Murders on the grounds of a monastery, 16th-century intrigue, an unconventional sleuth-readers might wonder if this is a knock-off Name of the Rose set two centuries later, but Sansom's debut is a compelling historical mystery in its own right, with fewer pyrotechnics and plenty of period detail. It is 1537; the English Reformation is in full swing; and Lord Thomas Cromwell, King Henry VIII's vicar-general, is busy shutting down papist institutions. When one of his commissioners is beheaded at a remote Benedictine monastery, Cromwell dispatches a second emissary, hunchbacked lawyer Matthew Shardlake, to investigate the murder. What Shardlake and his companion, eager young Mark Poer, discover is a quietly bubbling cesspool of corruption, lust and avarice. The scope of the investigation quickly expands when a novice is poisoned and Shardlake finds the remains of a girl who served the monks in the monastery pond.
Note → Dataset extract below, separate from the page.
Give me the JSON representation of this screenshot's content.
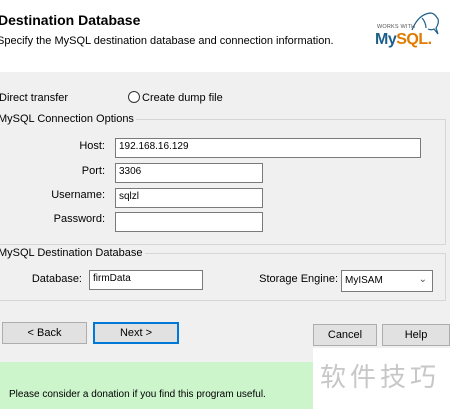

Shardlake presses on by testing the alibis of the various corrupt monks, but Poer's objectivity is compromised when he becomes involved with the girl's successor, a bright, attractive woman named Alice Fewterer. As the investigation unfolds, Shardlake survives a murder attempt, and finally returns to London to tie his findings to higher-level intrigue. Sansom paints a vivid picture of the corruption that plagued England during the reign of Henry VIII, and the wry, rueful Shardlake is a memorable protagonist, a compassionate man committed to Cromwell's reforms, but increasingly doubtful of the motives of his fellow reformers. With this cunningly plotted and darkly atmospheric effort, Sansom proves himself to be a promising newcomer
Showing 1-1 of the 1 most recent reviews
1 . Great Character!!!
Posted October 15, 2009 by Janis , Carbon Canyon, CAWell written, historic series, great mystery plots and loved the main character!
April 26, 2004
Number of Print Pages*
Adobe DRM EPUB
* Number of eBook pages may differ. Click here for more information.